What you should do =>
Each of the entries should be output exactly, with nothing left out.

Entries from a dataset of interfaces
########################################
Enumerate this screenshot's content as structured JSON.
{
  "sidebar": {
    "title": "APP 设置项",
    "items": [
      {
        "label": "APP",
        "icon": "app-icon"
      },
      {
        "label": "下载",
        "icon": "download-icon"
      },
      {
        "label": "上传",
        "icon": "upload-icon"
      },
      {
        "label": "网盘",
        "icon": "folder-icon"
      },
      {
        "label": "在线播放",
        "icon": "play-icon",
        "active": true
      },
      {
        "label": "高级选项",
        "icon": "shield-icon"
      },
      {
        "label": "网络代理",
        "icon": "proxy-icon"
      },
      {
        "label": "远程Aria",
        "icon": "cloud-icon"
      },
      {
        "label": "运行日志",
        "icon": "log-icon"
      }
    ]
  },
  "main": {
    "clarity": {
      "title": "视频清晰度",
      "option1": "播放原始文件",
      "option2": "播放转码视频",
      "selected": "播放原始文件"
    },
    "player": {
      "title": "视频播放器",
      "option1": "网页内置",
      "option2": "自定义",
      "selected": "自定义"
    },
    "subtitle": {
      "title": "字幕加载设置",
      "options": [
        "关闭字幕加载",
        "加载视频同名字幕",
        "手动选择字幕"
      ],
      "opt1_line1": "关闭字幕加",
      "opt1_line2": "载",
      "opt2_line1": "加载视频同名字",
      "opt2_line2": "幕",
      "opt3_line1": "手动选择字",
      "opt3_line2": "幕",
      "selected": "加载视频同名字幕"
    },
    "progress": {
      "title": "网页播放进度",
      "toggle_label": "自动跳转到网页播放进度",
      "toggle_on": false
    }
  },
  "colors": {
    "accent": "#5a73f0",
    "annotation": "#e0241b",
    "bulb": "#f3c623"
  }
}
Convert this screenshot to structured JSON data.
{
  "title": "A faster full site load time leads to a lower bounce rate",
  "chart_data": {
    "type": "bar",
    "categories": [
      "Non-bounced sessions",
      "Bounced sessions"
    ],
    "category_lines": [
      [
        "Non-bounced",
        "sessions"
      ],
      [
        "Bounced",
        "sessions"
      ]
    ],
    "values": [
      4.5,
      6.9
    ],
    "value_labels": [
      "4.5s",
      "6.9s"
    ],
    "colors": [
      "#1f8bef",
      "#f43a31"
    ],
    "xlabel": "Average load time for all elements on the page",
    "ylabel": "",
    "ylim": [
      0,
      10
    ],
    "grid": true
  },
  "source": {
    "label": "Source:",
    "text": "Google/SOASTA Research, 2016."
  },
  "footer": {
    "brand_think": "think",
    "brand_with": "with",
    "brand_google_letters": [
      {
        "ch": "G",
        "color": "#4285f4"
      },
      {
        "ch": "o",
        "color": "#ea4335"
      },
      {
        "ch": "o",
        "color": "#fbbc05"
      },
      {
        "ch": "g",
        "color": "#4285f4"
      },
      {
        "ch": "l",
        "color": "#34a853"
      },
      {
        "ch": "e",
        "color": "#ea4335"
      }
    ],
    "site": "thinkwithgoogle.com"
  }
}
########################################
Exercise response =>
Enumerate this screenshot's content as structured JSON.
{
  "sidebar": {
    "title": "APP 设置项",
    "items": [
      {
        "label": "APP",
        "icon": "app-icon"
      },
      {
        "label": "下载",
        "icon": "download-icon"
      },
      {
        "label": "上传",
        "icon": "upload-icon"
      },
      {
        "label": "网盘",
        "icon": "folder-icon"
      },
      {
        "label": "在线播放",
        "icon": "play-icon",
        "active": true
      },
      {
        "label": "高级选项",
        "icon": "shield-icon"
      },
      {
        "label": "网络代理",
        "icon": "proxy-icon"
      },
      {
        "label": "远程Aria",
        "icon": "cloud-icon"
      },
      {
        "label": "运行日志",
        "icon": "log-icon"
      }
    ]
  },
  "main": {
    "clarity": {
      "title": "视频清晰度",
      "option1": "播放原始文件",
      "option2": "播放转码视频",
      "selected": "播放原始文件"
    },
    "player": {
      "title": "视频播放器",
      "option1": "网页内置",
      "option2": "自定义",
      "selected": "自定义"
    },
    "subtitle": {
      "title": "字幕加载设置",
      "options": [
        "关闭字幕加载",
        "加载视频同名字幕",
        "手动选择字幕"
      ],
      "opt1_line1": "关闭字幕加",
      "opt1_line2": "载",
      "opt2_line1": "加载视频同名字",
      "opt2_line2": "幕",
      "opt3_line1": "手动选择字",
      "opt3_line2": "幕",
      "selected": "加载视频同名字幕"
    },
    "progress": {
      "title": "网页播放进度",
      "toggle_label": "自动跳转到网页播放进度",
      "toggle_on": false
    }
  },
  "colors": {
    "accent": "#5a73f0",
    "annotation": "#e0241b",
    "bulb": "#f3c623"
  }
}
Convert this screenshot to structured JSON data.
{
  "title": "A faster full site load time leads to a lower bounce rate",
  "chart_data": {
    "type": "bar",
    "categories": [
      "Non-bounced sessions",
      "Bounced sessions"
    ],
    "category_lines": [
      [
        "Non-bounced",
        "sessions"
      ],
      [
        "Bounced",
        "sessions"
      ]
    ],
    "values": [
      4.5,
      6.9
    ],
    "value_labels": [
      "4.5s",
      "6.9s"
    ],
    "colors": [
      "#1f8bef",
      "#f43a31"
    ],
    "xlabel": "Average load time for all elements on the page",
    "ylabel": "",
    "ylim": [
      0,
      10
    ],
    "grid": true
  },
  "source": {
    "label": "Source:",
    "text": "Google/SOASTA Research, 2016."
  },
  "footer": {
    "brand_think": "think",
    "brand_with": "with",
    "brand_google_letters": [
      {
        "ch": "G",
        "color": "#4285f4"
      },
      {
        "ch": "o",
        "color": "#ea4335"
      },
      {
        "ch": "o",
        "color": "#fbbc05"
      },
      {
        "ch": "g",
        "color": "#4285f4"
      },
      {
        "ch": "l",
        "color": "#34a853"
      },
      {
        "ch": "e",
        "color": "#ea4335"
      }
    ],
    "site": "thinkwithgoogle.com"
  }
}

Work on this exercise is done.